I am very supportive to the extent that they make the workplace an environment that is less stressful and sterile and is more conducive for creative thinking. In the kind of office my protagonist in The Cubicle Manifesto works in, he realizes that the only way to really think out of the box is to literally take himself out of the box and get away from the sterile rows of cubes to get fresh ideas. In an office of the sort you describe, employees may not need to do that. Having said that, I’m not sure I agree with making employees feel `at home’ – in other words, making office more comfortable so employees work even longer hours. As I said before, balance has to be an individual choice, and what is good balance for one person may not work for another. So one employee may want to use the gym and then work late, while another may want an earlier start and leave for home earlier. Respecting that is what will make an organization and manager truly walk the talk in respecting employee balance more than any props put up in office.
A former boss had once told me that ‘Work-life balance is a myth. There is no balance. It’s either this, or that.’ I concur with him. Your thoughts?
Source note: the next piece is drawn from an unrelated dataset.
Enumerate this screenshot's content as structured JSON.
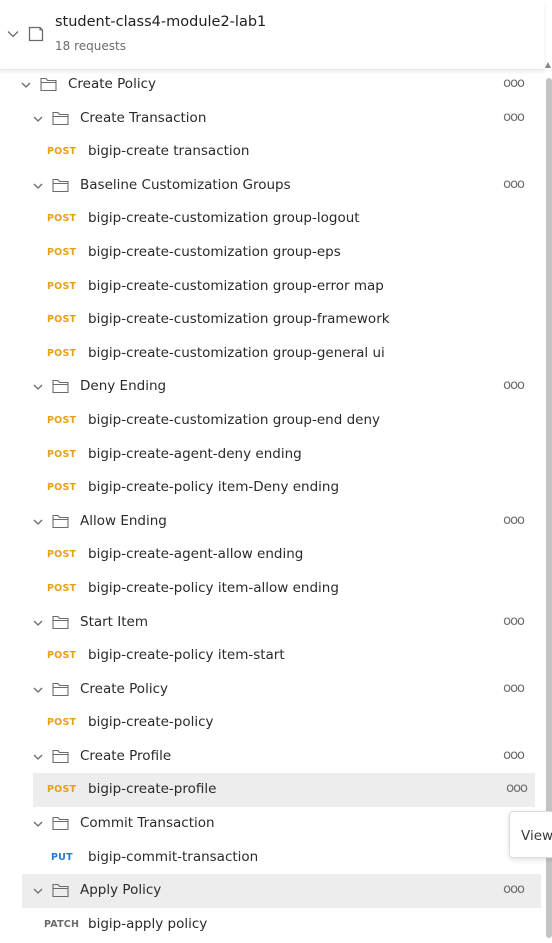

I hate the term `work-life balance’. It seems like it’s the product of some conspiracy hatched by some sadistic managers in a stuffy conference room to make us cubicle dwellers keep running in the rat race, serving their purpose. I say that because the phrase `work-life balance’ implies that one’s work is somehow an equal to everything else one has in one’s life- and that is elevating employment to a far higher pedestal than it deserves to be. Work is part of life- certainly an important part, but by no means the only part, and honestly not even the most important part. I’m sure you would rather lose a job than lose a loved one forever. I’m making an extreme comparison, but it does bring out the fact that our ‘life’ is a complex network of relationships, obligations, hobbies, passions, and yes, what we do to earn a living. Happiness, in my book, lies in finding what one’s balance is between all those balls one has to juggle, not simplistic talk of `work-life balance’. That balance will differ from one person to another and indeed changes as a person moves from one life stage to another. The whole idea behind The Cubicle Manifesto is not to provide a facile answer or formula but to provoke readers to ask those questions of themselves and discover for themselves what their own manifesto is.
Could you tell us something about your forthcoming book? What are you working on?
I’m very excited about where my writing is today and with what I have coming up. Vimana, a science fiction novel is going to be released in India by Penguin in April. I think the blend of sci-fi and mythology it provides should make for fun reading. The movie deal for Herogiri, a novel I had published with Random House has just been announced, so that’s been really exciting. I have also been having a lot of fun with really embracing and leveraging the changes the Internet and ebooks imply for readers. I uploaded by first ebooks on Amazon last March, and in a year have sold well over 100,000 copies. My biggest success has been Alice in Deadland, with more than 60,000 copies sold. The sequel, Through The Killing Glass, was just uploaded onto Amazon and I am currently in discussions with some publishers on how we could bring Alice in Deadland to Indian bookstores.
The Cubicle Manifesto, published by Random House India is available on uRead.com at 26% discount (Rs 111 only). Free shipping in India. Worldwide shipping available. Click here to buy / gift the book.